Problem to solve.
Please find the lines in the following records that hold "name", and copy them.

Data extracts.
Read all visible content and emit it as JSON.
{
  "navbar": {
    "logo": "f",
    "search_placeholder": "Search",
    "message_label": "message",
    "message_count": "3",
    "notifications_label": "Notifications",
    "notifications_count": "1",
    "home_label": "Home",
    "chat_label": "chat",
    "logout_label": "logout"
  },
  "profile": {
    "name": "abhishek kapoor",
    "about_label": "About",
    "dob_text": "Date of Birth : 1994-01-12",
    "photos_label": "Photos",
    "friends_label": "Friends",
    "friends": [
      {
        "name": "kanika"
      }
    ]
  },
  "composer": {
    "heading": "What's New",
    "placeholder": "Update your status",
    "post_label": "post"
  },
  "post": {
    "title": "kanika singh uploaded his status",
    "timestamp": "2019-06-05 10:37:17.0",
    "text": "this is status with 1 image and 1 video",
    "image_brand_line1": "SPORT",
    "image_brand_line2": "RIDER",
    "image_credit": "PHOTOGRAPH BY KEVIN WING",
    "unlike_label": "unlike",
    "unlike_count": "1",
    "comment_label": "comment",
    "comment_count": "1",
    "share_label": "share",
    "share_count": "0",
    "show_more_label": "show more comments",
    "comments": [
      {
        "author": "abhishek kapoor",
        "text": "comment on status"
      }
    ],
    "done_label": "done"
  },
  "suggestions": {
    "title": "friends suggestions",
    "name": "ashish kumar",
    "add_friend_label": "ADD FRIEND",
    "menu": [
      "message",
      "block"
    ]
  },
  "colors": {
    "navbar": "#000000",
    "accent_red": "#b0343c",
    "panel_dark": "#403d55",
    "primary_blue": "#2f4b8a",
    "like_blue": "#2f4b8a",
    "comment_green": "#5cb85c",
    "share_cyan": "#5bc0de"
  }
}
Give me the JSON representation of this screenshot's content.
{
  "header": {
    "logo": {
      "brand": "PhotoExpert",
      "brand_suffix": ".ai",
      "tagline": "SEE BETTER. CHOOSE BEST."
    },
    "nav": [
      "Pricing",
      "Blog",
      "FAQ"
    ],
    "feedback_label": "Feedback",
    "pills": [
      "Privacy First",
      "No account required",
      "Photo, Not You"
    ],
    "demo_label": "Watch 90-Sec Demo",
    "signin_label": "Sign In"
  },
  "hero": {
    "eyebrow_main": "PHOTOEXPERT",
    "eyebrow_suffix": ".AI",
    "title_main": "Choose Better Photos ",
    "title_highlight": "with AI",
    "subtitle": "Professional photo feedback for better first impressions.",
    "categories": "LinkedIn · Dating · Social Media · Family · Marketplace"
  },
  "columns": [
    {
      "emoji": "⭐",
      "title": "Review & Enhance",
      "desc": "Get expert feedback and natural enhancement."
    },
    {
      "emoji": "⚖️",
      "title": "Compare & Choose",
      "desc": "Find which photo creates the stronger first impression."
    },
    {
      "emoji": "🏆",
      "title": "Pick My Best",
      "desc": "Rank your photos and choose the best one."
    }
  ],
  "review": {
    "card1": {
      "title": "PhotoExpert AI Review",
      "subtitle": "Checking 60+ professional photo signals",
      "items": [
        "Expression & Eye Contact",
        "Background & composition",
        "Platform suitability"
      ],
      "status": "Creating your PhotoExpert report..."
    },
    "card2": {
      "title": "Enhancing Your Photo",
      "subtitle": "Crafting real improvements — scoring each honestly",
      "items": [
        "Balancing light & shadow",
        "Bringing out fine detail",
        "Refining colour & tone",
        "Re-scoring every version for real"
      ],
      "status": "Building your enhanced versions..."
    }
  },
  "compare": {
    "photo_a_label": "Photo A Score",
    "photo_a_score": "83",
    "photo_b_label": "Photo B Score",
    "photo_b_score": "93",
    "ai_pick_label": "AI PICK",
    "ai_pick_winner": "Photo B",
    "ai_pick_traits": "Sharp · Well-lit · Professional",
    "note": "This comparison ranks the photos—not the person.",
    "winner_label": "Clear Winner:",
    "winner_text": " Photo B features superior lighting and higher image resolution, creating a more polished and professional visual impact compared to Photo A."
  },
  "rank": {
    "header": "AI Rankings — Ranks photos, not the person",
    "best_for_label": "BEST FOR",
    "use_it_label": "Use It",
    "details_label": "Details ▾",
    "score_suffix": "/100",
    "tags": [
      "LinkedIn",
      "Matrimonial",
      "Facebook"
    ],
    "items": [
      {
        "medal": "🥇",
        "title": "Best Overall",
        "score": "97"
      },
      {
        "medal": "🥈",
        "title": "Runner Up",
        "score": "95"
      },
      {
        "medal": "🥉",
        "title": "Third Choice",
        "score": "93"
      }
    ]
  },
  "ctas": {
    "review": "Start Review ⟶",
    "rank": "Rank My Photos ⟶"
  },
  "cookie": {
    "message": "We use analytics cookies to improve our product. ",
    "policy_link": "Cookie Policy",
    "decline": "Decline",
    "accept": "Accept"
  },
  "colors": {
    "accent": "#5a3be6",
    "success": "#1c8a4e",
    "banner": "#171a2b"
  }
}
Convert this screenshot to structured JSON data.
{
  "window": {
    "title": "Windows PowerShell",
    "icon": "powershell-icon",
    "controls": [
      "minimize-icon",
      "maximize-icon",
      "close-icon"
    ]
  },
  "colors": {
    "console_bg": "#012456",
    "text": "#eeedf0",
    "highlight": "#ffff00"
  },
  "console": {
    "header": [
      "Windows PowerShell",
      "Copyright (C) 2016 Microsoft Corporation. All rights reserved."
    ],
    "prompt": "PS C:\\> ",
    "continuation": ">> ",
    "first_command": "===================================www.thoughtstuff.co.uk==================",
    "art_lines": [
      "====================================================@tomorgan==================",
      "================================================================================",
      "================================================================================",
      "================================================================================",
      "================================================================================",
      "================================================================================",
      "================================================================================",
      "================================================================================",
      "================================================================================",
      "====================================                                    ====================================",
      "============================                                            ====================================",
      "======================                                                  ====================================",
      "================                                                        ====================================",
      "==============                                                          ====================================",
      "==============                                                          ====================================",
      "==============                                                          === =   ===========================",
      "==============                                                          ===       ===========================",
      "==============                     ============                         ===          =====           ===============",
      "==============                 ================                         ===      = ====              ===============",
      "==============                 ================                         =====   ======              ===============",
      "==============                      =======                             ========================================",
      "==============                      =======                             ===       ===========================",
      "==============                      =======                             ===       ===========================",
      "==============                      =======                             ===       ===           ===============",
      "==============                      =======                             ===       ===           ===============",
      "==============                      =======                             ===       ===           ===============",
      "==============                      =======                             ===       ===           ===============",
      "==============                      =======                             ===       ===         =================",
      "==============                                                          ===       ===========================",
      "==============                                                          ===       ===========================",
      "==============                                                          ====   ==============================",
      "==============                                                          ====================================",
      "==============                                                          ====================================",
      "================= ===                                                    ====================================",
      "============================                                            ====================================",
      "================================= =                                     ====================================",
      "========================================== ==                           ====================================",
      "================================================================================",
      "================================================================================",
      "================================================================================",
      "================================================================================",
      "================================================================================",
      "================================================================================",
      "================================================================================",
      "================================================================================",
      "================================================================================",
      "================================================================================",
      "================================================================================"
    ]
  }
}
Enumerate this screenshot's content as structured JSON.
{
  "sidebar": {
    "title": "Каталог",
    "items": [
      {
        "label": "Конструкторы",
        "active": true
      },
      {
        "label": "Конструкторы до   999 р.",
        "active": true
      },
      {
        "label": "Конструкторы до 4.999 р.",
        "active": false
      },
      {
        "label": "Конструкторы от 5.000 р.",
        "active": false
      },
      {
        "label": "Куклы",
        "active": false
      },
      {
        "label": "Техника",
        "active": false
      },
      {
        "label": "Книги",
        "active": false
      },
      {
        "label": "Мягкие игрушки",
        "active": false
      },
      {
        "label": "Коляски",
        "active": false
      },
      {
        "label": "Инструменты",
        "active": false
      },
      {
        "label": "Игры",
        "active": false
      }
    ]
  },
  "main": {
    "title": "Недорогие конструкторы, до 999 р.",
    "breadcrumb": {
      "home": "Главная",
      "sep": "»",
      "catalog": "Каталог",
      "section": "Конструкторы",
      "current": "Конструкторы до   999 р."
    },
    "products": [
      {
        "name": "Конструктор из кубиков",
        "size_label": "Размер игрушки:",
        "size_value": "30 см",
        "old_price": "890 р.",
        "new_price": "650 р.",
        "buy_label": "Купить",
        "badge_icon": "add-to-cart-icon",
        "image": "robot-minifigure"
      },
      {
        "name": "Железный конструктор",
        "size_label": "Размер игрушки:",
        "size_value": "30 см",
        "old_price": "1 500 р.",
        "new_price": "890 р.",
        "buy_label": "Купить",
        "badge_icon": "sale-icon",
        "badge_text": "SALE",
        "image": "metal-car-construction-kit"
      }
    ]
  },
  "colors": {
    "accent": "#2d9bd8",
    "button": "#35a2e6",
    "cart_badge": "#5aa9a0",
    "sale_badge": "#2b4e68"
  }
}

Answer.
    "name": "abhishek kapoor",
        "name": "kanika"
    "name": "ashish kumar",
        "name": "Конструктор из кубиков",
        "name": "Железный конструктор",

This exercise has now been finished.